"Well, Mr Musharraf had kept it a secret from me and his other colleagues and this was revealed later. I was stunned when I heard from Mr Vajpayee that our regular troops and regular army were engaged in this battle in Kargil," Sharif said while alluding to the tape he has which narrates a telephonic conversation between Musharraf and General Aziz Khan, discussing the Kargil operation, that was apparently intercepted by Indian intelligence agencies.

"If I say I never deceived him or I never stabbed him in his back, I say it from my heart not from my mouth," he said in a bid to correct conflicting versions of events about the fateful Kargil offensive that almost led to a full-scale war and led to the suspension of the peace process between the two countries.

"Yes, Mr Vajpayee rightly felt let down. Mr Musharraf derailed the process and the man who is guilty of derailing the process today claims that he is the biggest supporter of peace between the countries," he added.

More than 4,000 Pakistani troops and officials were killed in the Kargil conflict, according to Sharif.

As Sharif fleshes out his strategy for restoring democracy in Pakistan, he stressed that there would not be any deal with the military under the new dispensation. He added that he was fighting this new battle not for personal ambitions but to "shut the doors on the army, on the generals, and to come into politics".

"I think it is a very clear departure from the past, where people used to strike a deal with the generals and do some give and take and then make compromises on principles. I think now it is principles that are more important than any political experience," Sharif said while accusing Musharraf of politicising the army and "mishandling" Pakistan by subverting the constitution by sacking his democratically elected government over eight years ago.

"That's very disturbing. Pakistan, unfortunately, is not in good hands.

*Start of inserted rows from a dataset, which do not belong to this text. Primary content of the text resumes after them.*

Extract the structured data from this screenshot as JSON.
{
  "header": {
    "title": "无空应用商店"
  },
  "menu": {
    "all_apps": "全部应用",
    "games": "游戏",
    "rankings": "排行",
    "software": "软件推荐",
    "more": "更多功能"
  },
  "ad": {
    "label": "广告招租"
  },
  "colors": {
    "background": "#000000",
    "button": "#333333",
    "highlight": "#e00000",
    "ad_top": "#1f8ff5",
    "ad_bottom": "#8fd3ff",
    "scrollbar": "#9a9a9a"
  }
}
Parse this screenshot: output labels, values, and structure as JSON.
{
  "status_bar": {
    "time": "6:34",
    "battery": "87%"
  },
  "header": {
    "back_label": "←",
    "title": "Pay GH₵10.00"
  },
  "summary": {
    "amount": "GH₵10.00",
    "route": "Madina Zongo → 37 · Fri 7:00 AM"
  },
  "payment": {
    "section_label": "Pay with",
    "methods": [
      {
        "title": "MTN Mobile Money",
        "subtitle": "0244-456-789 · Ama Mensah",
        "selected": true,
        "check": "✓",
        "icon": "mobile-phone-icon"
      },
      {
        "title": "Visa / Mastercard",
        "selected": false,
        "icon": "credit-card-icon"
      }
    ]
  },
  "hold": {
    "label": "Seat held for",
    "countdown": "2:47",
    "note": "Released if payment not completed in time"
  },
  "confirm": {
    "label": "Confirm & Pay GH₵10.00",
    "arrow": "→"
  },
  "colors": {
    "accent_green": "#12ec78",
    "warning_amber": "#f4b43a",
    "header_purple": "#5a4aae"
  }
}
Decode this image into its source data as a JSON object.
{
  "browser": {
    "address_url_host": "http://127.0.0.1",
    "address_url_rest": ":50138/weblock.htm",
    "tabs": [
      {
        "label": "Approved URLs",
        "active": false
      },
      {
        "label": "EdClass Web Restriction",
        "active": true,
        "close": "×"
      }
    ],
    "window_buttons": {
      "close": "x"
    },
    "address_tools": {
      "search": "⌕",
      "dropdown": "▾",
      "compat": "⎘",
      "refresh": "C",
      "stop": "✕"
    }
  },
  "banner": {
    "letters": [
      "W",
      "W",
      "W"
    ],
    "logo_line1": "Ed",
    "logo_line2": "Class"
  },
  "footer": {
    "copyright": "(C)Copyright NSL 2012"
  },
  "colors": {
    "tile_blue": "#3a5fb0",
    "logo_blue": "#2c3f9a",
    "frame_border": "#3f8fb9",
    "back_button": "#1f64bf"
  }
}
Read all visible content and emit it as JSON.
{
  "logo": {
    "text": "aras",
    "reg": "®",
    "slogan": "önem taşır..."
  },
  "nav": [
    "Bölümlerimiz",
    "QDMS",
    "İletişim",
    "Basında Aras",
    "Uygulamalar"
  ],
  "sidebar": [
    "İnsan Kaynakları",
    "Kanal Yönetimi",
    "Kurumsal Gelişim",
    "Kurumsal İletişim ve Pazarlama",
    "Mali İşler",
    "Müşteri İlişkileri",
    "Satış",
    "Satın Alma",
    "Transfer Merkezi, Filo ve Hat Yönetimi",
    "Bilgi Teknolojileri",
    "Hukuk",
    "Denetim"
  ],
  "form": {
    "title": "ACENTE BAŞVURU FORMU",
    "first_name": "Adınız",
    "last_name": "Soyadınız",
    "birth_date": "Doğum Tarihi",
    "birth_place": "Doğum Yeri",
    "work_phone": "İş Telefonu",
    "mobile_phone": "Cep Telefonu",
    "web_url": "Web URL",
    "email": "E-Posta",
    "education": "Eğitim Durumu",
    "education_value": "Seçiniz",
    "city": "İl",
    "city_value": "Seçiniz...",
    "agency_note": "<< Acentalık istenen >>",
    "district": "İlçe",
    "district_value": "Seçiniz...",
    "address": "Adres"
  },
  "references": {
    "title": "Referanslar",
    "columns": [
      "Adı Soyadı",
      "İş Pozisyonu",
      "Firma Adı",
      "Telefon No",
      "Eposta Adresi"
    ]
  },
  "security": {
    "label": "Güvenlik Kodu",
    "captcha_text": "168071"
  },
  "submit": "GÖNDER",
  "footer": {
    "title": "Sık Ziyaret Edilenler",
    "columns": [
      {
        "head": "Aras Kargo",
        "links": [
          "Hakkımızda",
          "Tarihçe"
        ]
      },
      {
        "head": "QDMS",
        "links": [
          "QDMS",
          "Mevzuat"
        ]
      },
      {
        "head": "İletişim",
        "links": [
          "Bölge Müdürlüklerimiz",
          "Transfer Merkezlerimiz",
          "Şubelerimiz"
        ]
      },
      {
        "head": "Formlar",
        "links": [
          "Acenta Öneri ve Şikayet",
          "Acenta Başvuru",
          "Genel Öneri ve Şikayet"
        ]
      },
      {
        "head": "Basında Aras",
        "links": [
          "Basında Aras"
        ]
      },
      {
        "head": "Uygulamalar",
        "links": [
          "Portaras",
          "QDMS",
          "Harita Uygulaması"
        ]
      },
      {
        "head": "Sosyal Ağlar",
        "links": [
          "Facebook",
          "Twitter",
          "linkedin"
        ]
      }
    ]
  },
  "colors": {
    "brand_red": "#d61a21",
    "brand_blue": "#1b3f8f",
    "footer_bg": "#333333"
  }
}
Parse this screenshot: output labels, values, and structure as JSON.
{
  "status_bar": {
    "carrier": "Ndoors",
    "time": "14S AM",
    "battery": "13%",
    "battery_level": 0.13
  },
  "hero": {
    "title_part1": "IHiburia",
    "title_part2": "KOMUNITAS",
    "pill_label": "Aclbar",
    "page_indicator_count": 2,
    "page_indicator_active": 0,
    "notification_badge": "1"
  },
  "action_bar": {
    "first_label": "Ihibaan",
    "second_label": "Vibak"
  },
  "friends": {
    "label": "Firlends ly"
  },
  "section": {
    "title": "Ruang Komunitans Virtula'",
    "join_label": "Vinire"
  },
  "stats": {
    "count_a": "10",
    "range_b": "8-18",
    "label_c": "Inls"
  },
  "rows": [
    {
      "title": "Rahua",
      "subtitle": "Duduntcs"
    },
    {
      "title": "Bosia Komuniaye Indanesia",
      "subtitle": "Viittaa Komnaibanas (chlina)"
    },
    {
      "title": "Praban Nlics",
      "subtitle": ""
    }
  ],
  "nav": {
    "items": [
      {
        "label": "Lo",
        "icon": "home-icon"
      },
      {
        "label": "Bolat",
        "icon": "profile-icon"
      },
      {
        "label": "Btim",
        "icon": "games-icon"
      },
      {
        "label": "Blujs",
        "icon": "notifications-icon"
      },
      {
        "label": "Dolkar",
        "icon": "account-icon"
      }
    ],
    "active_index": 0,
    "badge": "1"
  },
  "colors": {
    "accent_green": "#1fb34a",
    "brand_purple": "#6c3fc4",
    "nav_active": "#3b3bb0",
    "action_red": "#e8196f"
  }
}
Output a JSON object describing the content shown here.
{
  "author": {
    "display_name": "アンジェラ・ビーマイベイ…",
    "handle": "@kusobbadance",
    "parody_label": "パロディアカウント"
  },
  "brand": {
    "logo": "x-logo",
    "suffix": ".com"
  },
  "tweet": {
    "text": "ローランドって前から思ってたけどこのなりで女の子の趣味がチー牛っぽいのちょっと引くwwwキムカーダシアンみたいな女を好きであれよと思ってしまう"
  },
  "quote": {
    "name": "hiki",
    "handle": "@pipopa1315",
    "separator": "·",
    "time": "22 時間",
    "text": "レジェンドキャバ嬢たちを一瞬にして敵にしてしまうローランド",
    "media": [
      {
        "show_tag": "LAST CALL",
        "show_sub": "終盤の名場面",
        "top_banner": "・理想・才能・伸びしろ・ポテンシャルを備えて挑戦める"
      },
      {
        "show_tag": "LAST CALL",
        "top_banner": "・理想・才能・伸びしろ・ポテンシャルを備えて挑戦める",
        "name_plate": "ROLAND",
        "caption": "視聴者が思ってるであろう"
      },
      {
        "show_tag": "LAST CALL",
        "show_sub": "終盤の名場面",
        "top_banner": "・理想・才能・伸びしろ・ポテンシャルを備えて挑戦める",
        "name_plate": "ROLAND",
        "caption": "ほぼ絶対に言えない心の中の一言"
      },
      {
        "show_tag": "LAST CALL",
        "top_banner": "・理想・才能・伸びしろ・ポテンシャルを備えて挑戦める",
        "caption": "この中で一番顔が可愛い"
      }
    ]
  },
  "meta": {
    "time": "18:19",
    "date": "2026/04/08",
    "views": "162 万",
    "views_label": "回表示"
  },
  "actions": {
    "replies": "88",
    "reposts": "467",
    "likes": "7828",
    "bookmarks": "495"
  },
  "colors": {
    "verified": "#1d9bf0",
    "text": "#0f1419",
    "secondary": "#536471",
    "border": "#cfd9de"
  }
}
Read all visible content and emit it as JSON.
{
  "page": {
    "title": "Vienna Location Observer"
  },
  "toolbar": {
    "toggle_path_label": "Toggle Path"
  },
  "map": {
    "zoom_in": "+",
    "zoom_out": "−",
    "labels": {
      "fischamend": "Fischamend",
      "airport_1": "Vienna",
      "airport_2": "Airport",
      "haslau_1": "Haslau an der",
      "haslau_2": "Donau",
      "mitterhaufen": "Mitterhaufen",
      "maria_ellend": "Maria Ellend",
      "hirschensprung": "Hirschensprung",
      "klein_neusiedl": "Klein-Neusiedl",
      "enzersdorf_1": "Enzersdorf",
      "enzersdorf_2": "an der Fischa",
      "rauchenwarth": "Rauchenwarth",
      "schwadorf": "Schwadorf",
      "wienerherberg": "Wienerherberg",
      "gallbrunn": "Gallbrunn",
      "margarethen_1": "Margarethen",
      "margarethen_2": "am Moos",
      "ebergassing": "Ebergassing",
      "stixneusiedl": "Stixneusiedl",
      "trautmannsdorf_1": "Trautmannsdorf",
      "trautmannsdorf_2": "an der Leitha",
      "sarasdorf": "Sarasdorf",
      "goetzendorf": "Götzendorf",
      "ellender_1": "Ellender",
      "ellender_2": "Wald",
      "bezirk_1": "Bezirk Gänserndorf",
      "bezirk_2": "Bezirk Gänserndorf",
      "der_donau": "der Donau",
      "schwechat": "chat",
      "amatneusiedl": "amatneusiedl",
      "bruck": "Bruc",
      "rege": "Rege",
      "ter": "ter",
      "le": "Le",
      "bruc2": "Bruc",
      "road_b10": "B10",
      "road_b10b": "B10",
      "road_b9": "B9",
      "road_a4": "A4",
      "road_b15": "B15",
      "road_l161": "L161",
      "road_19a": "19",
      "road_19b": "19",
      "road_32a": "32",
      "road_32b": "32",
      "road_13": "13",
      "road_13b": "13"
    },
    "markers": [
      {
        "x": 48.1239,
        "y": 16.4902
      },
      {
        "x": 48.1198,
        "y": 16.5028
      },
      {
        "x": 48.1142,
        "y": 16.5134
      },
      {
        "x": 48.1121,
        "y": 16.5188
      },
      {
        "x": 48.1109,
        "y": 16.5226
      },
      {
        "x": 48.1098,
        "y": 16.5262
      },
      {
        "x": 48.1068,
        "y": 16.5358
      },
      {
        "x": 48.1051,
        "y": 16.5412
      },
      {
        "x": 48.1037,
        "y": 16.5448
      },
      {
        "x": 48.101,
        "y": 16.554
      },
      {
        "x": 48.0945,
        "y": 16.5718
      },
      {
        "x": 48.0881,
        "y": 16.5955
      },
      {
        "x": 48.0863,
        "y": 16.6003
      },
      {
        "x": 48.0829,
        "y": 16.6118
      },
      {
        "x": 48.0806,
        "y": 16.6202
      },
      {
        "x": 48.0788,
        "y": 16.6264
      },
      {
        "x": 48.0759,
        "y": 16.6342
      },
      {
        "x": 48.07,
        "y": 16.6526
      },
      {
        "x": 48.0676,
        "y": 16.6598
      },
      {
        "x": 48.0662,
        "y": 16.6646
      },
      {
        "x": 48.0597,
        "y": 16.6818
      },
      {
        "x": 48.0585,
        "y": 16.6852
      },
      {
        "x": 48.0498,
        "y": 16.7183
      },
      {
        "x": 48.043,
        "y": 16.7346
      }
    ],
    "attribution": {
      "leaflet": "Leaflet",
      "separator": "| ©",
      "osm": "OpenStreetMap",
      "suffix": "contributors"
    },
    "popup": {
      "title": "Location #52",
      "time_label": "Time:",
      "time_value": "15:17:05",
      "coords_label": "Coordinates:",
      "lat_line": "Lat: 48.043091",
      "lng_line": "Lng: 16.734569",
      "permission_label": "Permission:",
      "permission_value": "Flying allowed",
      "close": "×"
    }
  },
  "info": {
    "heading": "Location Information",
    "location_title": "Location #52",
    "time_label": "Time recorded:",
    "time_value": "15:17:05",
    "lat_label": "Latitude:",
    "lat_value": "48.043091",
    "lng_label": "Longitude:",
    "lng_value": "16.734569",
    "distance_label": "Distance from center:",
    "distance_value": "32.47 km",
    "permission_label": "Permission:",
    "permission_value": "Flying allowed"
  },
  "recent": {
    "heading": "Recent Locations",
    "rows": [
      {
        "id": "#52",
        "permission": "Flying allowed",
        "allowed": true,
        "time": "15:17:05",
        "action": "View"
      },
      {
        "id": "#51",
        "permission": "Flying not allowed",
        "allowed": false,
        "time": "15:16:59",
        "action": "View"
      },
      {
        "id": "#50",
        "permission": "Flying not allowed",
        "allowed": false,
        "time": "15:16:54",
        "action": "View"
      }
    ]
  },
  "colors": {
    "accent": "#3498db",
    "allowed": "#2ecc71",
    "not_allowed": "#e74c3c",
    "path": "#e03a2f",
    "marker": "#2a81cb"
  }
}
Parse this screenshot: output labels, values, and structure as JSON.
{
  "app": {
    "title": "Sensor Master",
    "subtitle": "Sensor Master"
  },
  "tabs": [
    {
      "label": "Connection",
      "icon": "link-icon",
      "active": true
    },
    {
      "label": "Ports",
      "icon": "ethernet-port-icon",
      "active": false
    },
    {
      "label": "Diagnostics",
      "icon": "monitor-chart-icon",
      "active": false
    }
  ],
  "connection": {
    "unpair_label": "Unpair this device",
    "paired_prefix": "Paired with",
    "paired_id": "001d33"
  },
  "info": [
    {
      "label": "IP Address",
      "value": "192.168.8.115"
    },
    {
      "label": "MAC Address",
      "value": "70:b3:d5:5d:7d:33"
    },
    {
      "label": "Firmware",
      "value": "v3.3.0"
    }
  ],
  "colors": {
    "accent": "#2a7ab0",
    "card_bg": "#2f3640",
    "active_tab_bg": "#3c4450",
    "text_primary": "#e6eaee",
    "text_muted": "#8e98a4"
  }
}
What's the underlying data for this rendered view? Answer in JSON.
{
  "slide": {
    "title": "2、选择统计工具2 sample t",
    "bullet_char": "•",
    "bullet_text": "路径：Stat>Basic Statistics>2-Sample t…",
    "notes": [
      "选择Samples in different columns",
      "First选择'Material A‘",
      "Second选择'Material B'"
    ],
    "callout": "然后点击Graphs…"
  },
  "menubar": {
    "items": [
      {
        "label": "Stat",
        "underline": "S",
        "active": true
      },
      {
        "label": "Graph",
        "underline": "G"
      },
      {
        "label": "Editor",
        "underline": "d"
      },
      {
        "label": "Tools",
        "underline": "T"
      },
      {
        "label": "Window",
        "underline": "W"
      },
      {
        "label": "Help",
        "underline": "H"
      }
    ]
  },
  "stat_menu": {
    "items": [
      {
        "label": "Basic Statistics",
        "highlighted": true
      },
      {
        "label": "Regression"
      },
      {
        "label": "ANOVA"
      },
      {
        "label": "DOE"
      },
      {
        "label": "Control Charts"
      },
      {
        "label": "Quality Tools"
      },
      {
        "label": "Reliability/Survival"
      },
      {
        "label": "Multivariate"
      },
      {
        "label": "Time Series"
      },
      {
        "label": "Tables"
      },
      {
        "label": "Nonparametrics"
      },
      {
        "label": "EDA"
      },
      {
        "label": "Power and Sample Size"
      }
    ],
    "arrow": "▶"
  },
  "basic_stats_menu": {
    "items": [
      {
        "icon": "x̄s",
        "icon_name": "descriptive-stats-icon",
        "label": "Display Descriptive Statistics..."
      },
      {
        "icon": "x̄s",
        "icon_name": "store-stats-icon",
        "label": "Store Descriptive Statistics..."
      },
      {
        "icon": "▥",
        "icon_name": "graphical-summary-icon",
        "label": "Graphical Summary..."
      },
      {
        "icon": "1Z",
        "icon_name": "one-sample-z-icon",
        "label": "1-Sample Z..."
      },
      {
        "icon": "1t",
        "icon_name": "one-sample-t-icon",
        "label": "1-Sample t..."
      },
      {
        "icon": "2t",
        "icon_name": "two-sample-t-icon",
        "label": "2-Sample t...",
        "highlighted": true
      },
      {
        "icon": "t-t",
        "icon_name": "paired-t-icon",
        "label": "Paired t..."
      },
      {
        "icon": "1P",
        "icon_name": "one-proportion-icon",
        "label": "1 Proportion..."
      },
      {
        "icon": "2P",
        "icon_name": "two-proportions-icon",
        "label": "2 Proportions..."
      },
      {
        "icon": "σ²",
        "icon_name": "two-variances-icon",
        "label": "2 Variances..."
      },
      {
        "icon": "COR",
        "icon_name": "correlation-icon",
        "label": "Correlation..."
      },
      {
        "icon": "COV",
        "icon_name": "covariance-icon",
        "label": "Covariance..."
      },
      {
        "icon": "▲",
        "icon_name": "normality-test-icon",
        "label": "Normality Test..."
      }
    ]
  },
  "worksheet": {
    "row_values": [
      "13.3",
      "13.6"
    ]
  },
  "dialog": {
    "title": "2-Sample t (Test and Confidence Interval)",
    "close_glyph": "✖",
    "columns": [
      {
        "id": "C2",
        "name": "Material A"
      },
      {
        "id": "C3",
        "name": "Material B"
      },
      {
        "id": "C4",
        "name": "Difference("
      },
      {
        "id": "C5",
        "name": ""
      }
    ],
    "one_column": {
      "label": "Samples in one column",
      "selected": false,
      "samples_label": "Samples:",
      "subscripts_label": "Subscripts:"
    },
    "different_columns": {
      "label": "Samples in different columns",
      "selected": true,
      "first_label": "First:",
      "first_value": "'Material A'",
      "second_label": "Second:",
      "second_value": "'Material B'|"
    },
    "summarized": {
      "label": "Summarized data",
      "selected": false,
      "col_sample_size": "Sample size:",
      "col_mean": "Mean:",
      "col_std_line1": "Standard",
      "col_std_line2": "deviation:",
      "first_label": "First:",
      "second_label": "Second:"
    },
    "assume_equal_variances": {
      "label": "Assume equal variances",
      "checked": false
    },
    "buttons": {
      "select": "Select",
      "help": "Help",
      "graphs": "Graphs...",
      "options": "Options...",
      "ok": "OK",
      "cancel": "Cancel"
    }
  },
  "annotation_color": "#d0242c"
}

It's not in good shape. Musharraf is mishandling Pakistan. And one by one, he is hitting at the very roots of the country," said Sharif.